Champion Spotlight: Grand Prix Jyväskylä and Kyoto "Cat Tax" by Cajun
Allo there, Cajun here with Cat Tax (or RW Prowesswalkers), the deck that took GPJ and GPK with barely a scratch. While people seem to be calling this the newest meta deck, I think there’s a lot of right-place-right-time to the deck.
Learning from Failure
In the previous two GPs I ran walker-focused decks that rocked a solid 0-4 record. The planeswalkers were quite resilient in our meta, just no one had found the shell to abuse that resilience yet. The best was Sylph’s 4th place finish in GPH with a similar deck that went ham on protecting its walkers for a weak early game but a inevitable late game. Replacing the deck’s protection with bulkier creatures, burn, and the newcomer Azun, the deck gained the explosive start it needed to take home the Champion.
Cat Tax has proven a very reliable deck both in mana and landing threats. While Cat Tax took several games from flooded or screwed opponents, it only lost one the same way. The deck consistently pulled off a Prowessbro into a three drop, which alongside a Disseminate or a Roggar’s easily clears the way for an early lead that it exploits for all its worth. Failing that, Azun, Tam, or Elspeth will upset an even board to get us back to the lead. Failing that we’re in trouble, banking on Seto San to dig us out of this mess we’ve made, meaning losing the snowball early can be a death sentence.
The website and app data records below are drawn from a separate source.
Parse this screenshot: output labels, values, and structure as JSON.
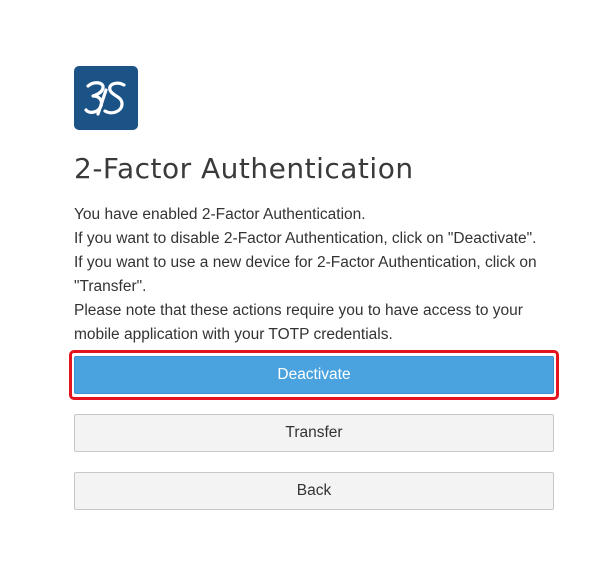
{
  "brand": {
    "logo_icon": "3ds-logo-icon",
    "logo_color": "#1b5387"
  },
  "header": {
    "title": "2-Factor Authentication"
  },
  "message": {
    "lines": [
      "You have enabled 2-Factor Authentication.",
      "If you want to disable 2-Factor Authentication, click on \"Deactivate\".",
      "If you want to use a new device for 2-Factor Authentication, click on",
      "\"Transfer\".",
      "Please note that these actions require you to have access to your",
      "mobile application with your TOTP credentials."
    ]
  },
  "actions": {
    "deactivate_label": "Deactivate",
    "transfer_label": "Transfer",
    "back_label": "Back"
  },
  "colors": {
    "primary": "#4aa3de",
    "highlight": "#e3141e",
    "secondary_bg": "#f3f3f3"
  }
}
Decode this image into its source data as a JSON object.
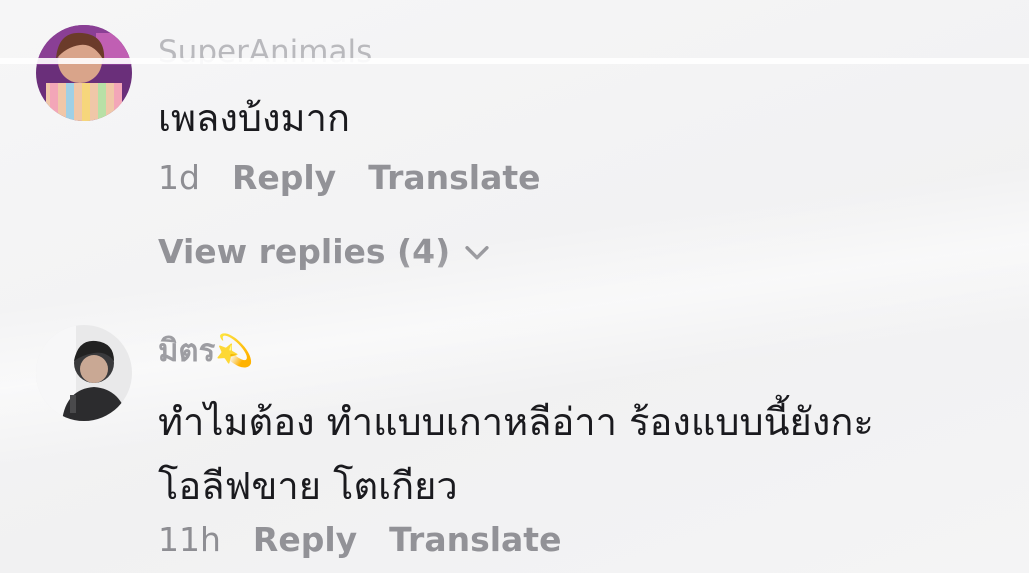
{
  "comments": [
    {
      "username": "SuperAnimals",
      "text": "เพลงบ้งมาก",
      "time": "1d",
      "reply_label": "Reply",
      "translate_label": "Translate",
      "view_replies_label": "View replies (4)",
      "avatar_icon": "avatar-girl-icon"
    },
    {
      "username": "มิตร💫",
      "text_line1": "ทำไมต้อง ทำแบบเกาหลีอ่าา ร้องแบบนี้ยังกะ",
      "text_line2": "โอลีฟขาย โตเกียว",
      "time": "11h",
      "reply_label": "Reply",
      "translate_label": "Translate",
      "avatar_icon": "avatar-man-icon"
    }
  ],
  "colors": {
    "background": "#f4f4f5",
    "text": "#1a1a1e",
    "meta": "#8e8e93"
  }
}
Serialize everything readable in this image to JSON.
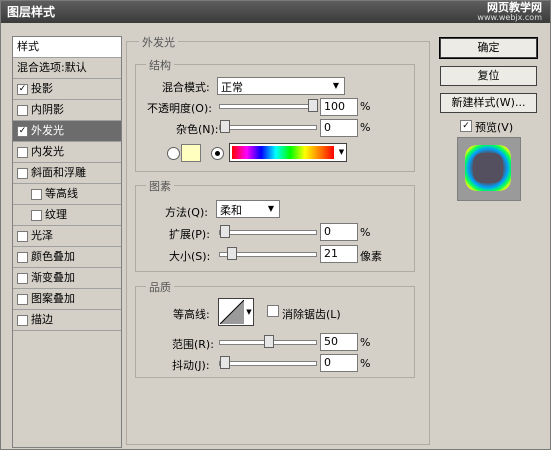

Saigura Tam earned his Champion many times over, being a 4-of even as a legendary because chaining them is usually worth. While amazing early, being unable to make a board presence means the cat will sometimes let you down.
Taiyohata Champion is, at worst, a 3/2 first strike haste that dodges lifelink and eats almost anything that tries to block it. However, being able to flash it in when you look vulnerable has been invaluable, saving my skin enough times to earn its Champion card the second time through.
Disseminate is often written off as being too situational, but Cat Tax loves creating those situations. Exiling the T1 Mana Ascetic or Cephalomancer (or the two-drop when on the draw) is massive for grabbing the early lead. It continues to be a threat in the grave, is dirt cheap removal, prowess trigger, and counterbait, and just generally a card Cat Tax is always happy to have.
Elspeth, Protector of the Meek was added because she was a three-mana token producer with late game inevitability, but in practice is just a bad Tam and a bad Seto. Unfortunately, there aren’t many replacements for her, so she may stick around for now.
Holy War can be a godsend when you’re falling behind, but the one time Cat Tax has actually wanted Holy War it was staring down an Antithesis, rendering it useless. While likely a fantastic sideboard option, Holy War has been dropped from the main board.
Azun’s Most Wanted
These are the cards that will absolutely wreck your day and you’ll want to play around if you know they’re coming.
Antithesis: This takes a lot of punch out of our creatures, wrecks Elspeth and Tam, and reduces Seto to a wrath with some lifegain. Our only mainboard answer is Azun, so the GPL sideboard was loaded with enchantment removal in preparation.
One//Done: Prowesswalkers weathers most wraths very well thanks to its walkers making it very difficult to set us back to zero. While One//Done comes in late and doesn’t see much play, it is capable of doing this and will change the game when it does.
Disallow/Seabreen Nullmage: This one’s a bit situational, in a typical matchup these will be a nuisance, but in a control matchup these can effectively destroy a resolved walker or a charged Mosecf. Take a bit more care with your ults and fetches if you know these might be lurking.